It’s not hyperbolic to say that unfettered access to weapons of war have turned this nation’s schools, parades, churches and synagogues, nightclubs, health care clinics, movie theaters, malls, grocery stores, outdoor concerts and bowling alleys into potential slaughterhouses. Guns are now the leading cause of death among children living in the United States, surpassing car crashes, overdoses and Covid-19, according to data from the US Centers for Disease Control and Prevention.
In 2023, it took the country just about two months to surpass 100 mass shootings nationwide.
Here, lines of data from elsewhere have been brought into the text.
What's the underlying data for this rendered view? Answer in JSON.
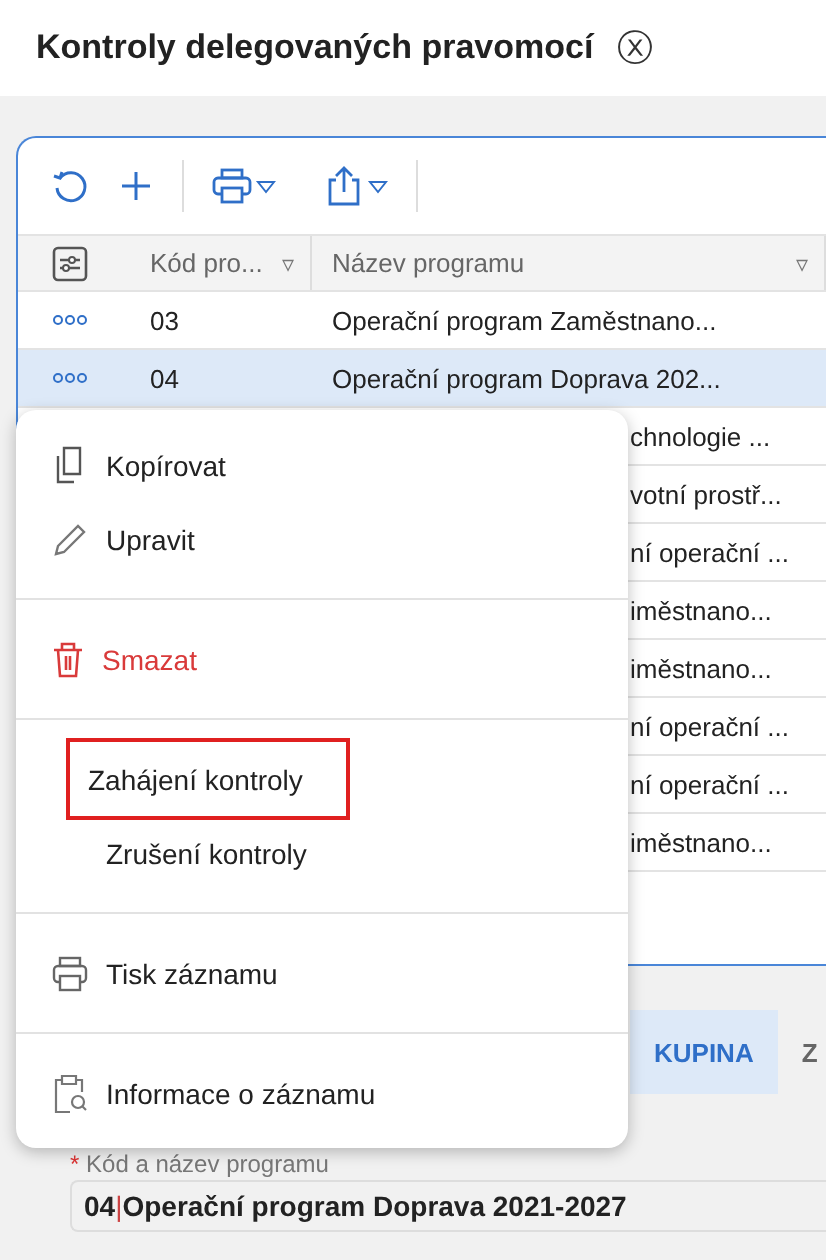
{
  "window": {
    "title": "Kontroly delegovaných pravomocí",
    "close_icon": "ⓧ"
  },
  "table": {
    "columns": [
      {
        "label": "Kód pro...",
        "sort_icon": "▿"
      },
      {
        "label": "Název programu",
        "sort_icon": "▿"
      }
    ],
    "rows": [
      {
        "kind": "full",
        "selected": false,
        "code": "03",
        "name": "Operační program Zaměstnano..."
      },
      {
        "kind": "full",
        "selected": true,
        "code": "04",
        "name": "Operační program Doprava 202..."
      },
      {
        "kind": "partial",
        "selected": false,
        "name": "chnologie ..."
      },
      {
        "kind": "partial",
        "selected": false,
        "name": "votní prostř..."
      },
      {
        "kind": "partial",
        "selected": false,
        "name": "ní operační ..."
      },
      {
        "kind": "partial",
        "selected": false,
        "name": "iměstnano..."
      },
      {
        "kind": "partial",
        "selected": false,
        "name": "iměstnano..."
      },
      {
        "kind": "partial",
        "selected": false,
        "name": "ní operační ..."
      },
      {
        "kind": "partial",
        "selected": false,
        "name": "ní operační ..."
      },
      {
        "kind": "partial",
        "selected": false,
        "name": "iměstnano..."
      }
    ]
  },
  "context_menu": {
    "groups": [
      [
        {
          "label": "Kopírovat",
          "kind": "copy",
          "danger": false,
          "highlighted": false
        },
        {
          "label": "Upravit",
          "kind": "edit",
          "danger": false,
          "highlighted": false
        }
      ],
      [
        {
          "label": "Smazat",
          "kind": "delete",
          "danger": true,
          "highlighted": false
        }
      ],
      [
        {
          "label": "Zahájení kontroly",
          "kind": "plain",
          "danger": false,
          "highlighted": true
        },
        {
          "label": "Zrušení kontroly",
          "kind": "plain",
          "danger": false,
          "highlighted": false
        }
      ],
      [
        {
          "label": "Tisk záznamu",
          "kind": "print",
          "danger": false,
          "highlighted": false
        }
      ],
      [
        {
          "label": "Informace o záznamu",
          "kind": "info",
          "danger": false,
          "highlighted": false
        }
      ]
    ]
  },
  "tabs": [
    {
      "label": "KUPINA",
      "selected": true
    },
    {
      "label": "Z",
      "selected": false
    }
  ],
  "field": {
    "label": "Kód a název programu",
    "required_mark": "*",
    "code": "04",
    "separator": "|",
    "name": "Operační program Doprava 2021-2027"
  }
}
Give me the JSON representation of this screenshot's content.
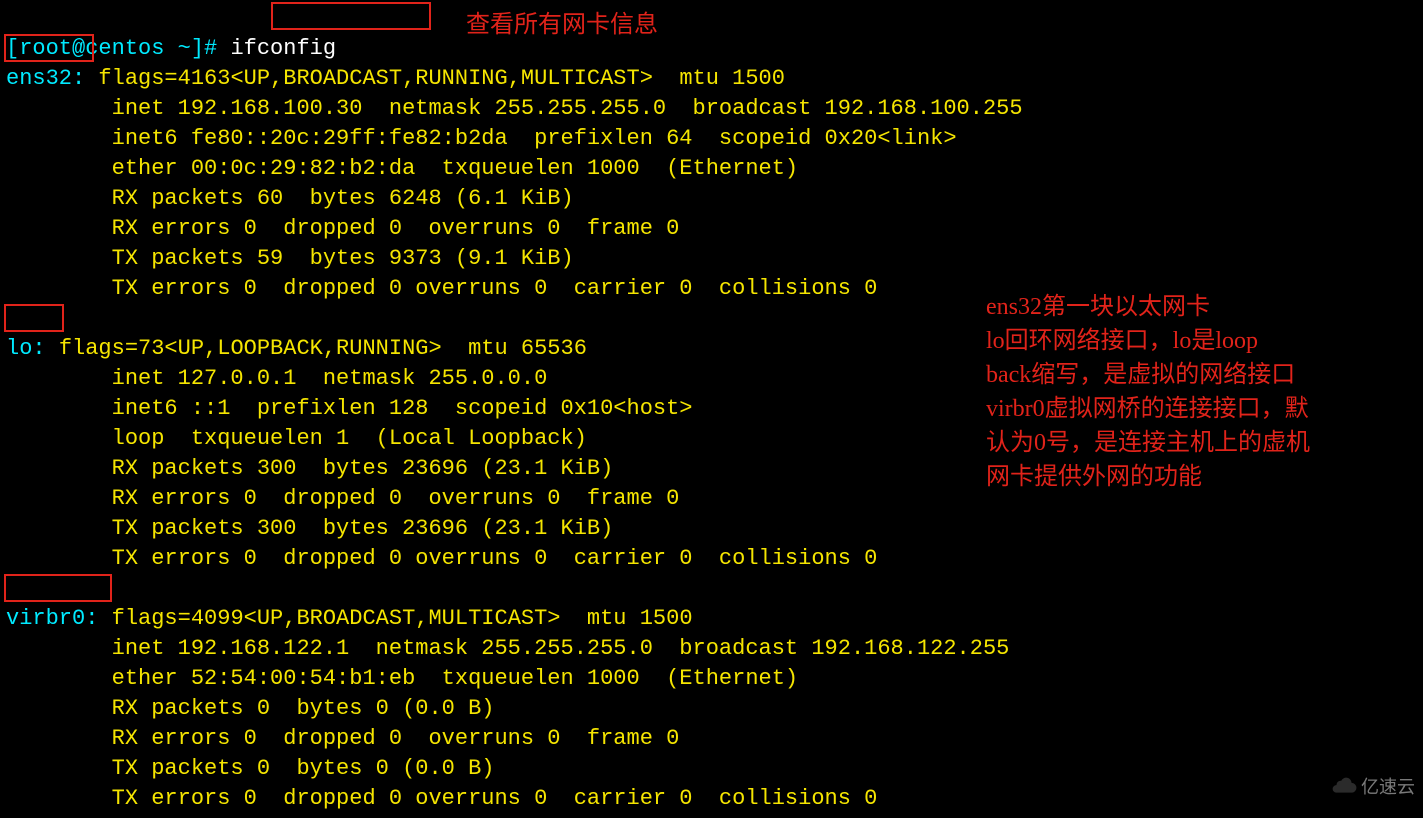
{
  "prompt_user": "[root@centos ~]#",
  "command": "ifconfig",
  "note_cmd": "查看所有网卡信息",
  "watermark": "亿速云",
  "ens32": {
    "name": "ens32:",
    "l1a": "flags=4163<UP,BROADCAST,RUNNING,MULTICAST>  mtu 1500",
    "l2": "        inet 192.168.100.30  netmask 255.255.255.0  broadcast 192.168.100.255",
    "l3": "        inet6 fe80::20c:29ff:fe82:b2da  prefixlen 64  scopeid 0x20<link>",
    "l4": "        ether 00:0c:29:82:b2:da  txqueuelen 1000  (Ethernet)",
    "l5": "        RX packets 60  bytes 6248 (6.1 KiB)",
    "l6": "        RX errors 0  dropped 0  overruns 0  frame 0",
    "l7": "        TX packets 59  bytes 9373 (9.1 KiB)",
    "l8": "        TX errors 0  dropped 0 overruns 0  carrier 0  collisions 0"
  },
  "lo": {
    "name": "lo:",
    "l1a": "flags=73<UP,LOOPBACK,RUNNING>  mtu 65536",
    "l2": "        inet 127.0.0.1  netmask 255.0.0.0",
    "l3": "        inet6 ::1  prefixlen 128  scopeid 0x10<host>",
    "l4": "        loop  txqueuelen 1  (Local Loopback)",
    "l5": "        RX packets 300  bytes 23696 (23.1 KiB)",
    "l6": "        RX errors 0  dropped 0  overruns 0  frame 0",
    "l7": "        TX packets 300  bytes 23696 (23.1 KiB)",
    "l8": "        TX errors 0  dropped 0 overruns 0  carrier 0  collisions 0"
  },
  "virbr0": {
    "name": "virbr0:",
    "l1a": "flags=4099<UP,BROADCAST,MULTICAST>  mtu 1500",
    "l2": "        inet 192.168.122.1  netmask 255.255.255.0  broadcast 192.168.122.255",
    "l3": "        ether 52:54:00:54:b1:eb  txqueuelen 1000  (Ethernet)",
    "l4": "        RX packets 0  bytes 0 (0.0 B)",
    "l5": "        RX errors 0  dropped 0  overruns 0  frame 0",
    "l6": "        TX packets 0  bytes 0 (0.0 B)",
    "l7": "        TX errors 0  dropped 0 overruns 0  carrier 0  collisions 0"
  },
  "side": {
    "a": "ens32第一块以太网卡",
    "b": "lo回环网络接口，lo是loop",
    "c": "back缩写，是虚拟的网络接口",
    "d": "virbr0虚拟网桥的连接接口，默",
    "e": "认为0号，是连接主机上的虚机",
    "f": "网卡提供外网的功能"
  }
}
In 2022, the US surpassed 100 mass shootings by March 19. In 2021, by the end of March.
In other words, it’s getting worse.
Now, in Maine, we’re watching it all unfold again.
And like war-time soldiers, those who either lost a loved one to gun violence, survived a mass shooting or witnessed one firsthand are suffering negative mental health outcomes, including post-traumatic stress disorder, depression and anxiety.
And like soldiers who return from war, they are often not able to obtain adequate, sustainable mental health care.
Ashbey Beasley — who, on July 4, 2022, ran for her life alongside her 6-year-old son as a man with an AR-15 style weapon opened fire on a parade in Highland Park, Illinois, killing seven and injuring dozens of others — told me on Thursday that in the last year she has learned “how critical mental health care and community resources are to mass shooting survivors.”
“Some people will not be able to work. Some people don’t have health insurance or paid time off to take care of themselves,” she continued. “Expanding the conversation to include every person who was present at these mass shooting events means they will be counted in the total number of people who need resources. And they will need it.” Over 30 people were killed or injured in Lewiston, Maine. The town has a population of about 38,000. The entire state has only one Level 1 Trauma Hospital. Everyone — witnesses, loved ones, family members, first responders, health care workers and community members — are impacted.
In the era of a 24-hour news cycle covering two international conflicts, an unprecedented rolling back of constitutional and human rights, the ramifications of an unparalleled global pandemic, an opioid epidemic and the scourge of gun violence, it’s not a stretch to say that as human beings we have always carried with us the capacity to experience or bear witness to multiple horrors simultaneously.
So, to be clear: What has happened in Maine — like what happened in Uvalde, Highland Park, Sandy Hook, Buffalo, Las Vegas, Pulse, Parkland, San Jose, Columbine, Aurora, and more — does not negate what is happening in Israel, Gaza, Ukraine and beyond. And visa versa. One horrific act does not mean another should be ignored. Violence is violence. Lives stolen are forever lost, erasing bright futures and leaving communities destroyed and generations forever scarred.
But as a journalist who has covered both bloody conflicts waged overseas and countless acts of gun violence here at home, it is not lost on me that the horror of war is not some foreign concept that requires long flights, battlefield medical equipment and flak jackets with the word “PRESS” to adequately cover. Instead, those horrors are an American reality, experienced in quiet towns, local supermarkets and children’s classrooms.
Now in Israel, I keep thinking about what Uvalde dad Brett Cross, who lost his son, Uzi, in the Robb Elementary School shooting, told me as he heard about the shooting in Maine:
“I know you’re headed into a war zone,” he messaged. “But I’m here — we’re all here — in a war zone, too. A war zone that is brought about by lax gun laws and failure by our politicians. A war zone that is uniquely American.”
Washington, searching for ‘security threats,’ should take a look at Maine: Global Times editorial
By Global TimesPublished: Oct 27, 2023 12:06 AM Updated: Oct 27, 2023 12:03 AM
One long-discussed backdrop in the US is the widespread availability of firearms and lax gun control. This is a systemic issue that the US has been unable to resolve, contributing to the difficult-to-bridge societal divides.